SUPPLIED MATERIAL: Begin
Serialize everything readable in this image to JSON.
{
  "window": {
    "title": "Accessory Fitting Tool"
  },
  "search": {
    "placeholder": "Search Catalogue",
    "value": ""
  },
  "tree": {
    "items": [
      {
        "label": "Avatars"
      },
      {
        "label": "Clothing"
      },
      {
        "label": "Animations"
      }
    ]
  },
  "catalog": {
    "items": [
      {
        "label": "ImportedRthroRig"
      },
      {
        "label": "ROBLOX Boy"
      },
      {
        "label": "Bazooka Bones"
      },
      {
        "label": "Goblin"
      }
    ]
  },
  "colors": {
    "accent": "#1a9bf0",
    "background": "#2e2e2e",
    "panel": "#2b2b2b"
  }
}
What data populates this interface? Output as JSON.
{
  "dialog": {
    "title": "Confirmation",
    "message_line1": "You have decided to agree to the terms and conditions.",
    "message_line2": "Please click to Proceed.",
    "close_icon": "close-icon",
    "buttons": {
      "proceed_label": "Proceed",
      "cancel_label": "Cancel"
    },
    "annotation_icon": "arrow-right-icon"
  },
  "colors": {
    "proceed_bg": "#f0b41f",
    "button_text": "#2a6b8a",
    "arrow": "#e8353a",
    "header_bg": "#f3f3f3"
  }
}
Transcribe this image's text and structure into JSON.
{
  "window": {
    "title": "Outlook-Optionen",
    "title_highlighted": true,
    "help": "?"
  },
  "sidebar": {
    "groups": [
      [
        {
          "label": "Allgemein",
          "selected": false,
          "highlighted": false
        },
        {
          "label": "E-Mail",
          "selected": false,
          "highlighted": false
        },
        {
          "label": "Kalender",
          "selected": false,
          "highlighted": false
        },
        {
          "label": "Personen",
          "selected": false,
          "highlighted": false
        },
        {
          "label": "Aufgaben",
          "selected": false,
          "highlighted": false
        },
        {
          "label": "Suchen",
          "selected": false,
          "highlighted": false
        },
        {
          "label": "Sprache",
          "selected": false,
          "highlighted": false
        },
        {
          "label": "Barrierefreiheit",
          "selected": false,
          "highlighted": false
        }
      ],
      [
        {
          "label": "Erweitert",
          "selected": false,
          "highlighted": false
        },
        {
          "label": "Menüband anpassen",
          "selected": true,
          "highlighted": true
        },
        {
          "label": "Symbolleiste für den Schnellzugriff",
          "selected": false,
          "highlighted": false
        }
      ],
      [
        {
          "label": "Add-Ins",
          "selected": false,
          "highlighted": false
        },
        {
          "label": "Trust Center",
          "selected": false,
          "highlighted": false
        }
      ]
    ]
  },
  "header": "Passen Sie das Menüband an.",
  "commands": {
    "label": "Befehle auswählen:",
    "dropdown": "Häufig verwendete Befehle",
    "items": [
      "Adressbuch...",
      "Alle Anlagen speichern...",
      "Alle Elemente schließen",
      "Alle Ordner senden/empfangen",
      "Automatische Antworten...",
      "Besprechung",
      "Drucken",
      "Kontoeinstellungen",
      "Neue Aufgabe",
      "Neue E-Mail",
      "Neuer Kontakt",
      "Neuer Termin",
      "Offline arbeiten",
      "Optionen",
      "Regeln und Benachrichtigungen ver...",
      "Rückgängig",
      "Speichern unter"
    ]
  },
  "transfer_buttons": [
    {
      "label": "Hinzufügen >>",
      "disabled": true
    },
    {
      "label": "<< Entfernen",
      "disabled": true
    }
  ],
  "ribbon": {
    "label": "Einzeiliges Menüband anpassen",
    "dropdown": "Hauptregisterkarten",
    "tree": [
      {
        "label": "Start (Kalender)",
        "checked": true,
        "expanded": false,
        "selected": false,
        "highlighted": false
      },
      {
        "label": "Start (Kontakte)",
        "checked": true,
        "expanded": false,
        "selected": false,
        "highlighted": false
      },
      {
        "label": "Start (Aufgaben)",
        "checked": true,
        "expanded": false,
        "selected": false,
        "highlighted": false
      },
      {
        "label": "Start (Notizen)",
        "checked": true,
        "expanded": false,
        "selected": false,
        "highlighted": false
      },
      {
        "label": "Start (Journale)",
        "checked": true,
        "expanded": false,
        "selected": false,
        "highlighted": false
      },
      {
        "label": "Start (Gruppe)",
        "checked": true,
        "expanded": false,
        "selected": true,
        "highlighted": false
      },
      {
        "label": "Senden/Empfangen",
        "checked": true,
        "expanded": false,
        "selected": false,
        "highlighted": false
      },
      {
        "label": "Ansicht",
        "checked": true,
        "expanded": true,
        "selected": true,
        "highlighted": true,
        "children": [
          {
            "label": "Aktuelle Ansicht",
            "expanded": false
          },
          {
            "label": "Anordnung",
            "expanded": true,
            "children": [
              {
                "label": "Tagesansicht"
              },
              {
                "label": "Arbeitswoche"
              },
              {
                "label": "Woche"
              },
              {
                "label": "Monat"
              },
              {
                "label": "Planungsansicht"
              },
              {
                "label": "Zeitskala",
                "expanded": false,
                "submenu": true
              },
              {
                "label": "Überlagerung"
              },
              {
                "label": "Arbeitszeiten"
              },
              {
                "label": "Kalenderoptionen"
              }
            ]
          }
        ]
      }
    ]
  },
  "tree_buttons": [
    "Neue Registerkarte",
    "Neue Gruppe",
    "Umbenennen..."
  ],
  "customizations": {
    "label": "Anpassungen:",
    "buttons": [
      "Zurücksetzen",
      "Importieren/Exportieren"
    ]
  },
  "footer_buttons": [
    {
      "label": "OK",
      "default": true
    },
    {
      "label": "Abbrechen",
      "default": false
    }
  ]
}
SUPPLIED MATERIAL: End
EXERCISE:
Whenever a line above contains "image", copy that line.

THE ANSWER:
Serialize everything readable in this image to JSON.
Transcribe this image's text and structure into JSON.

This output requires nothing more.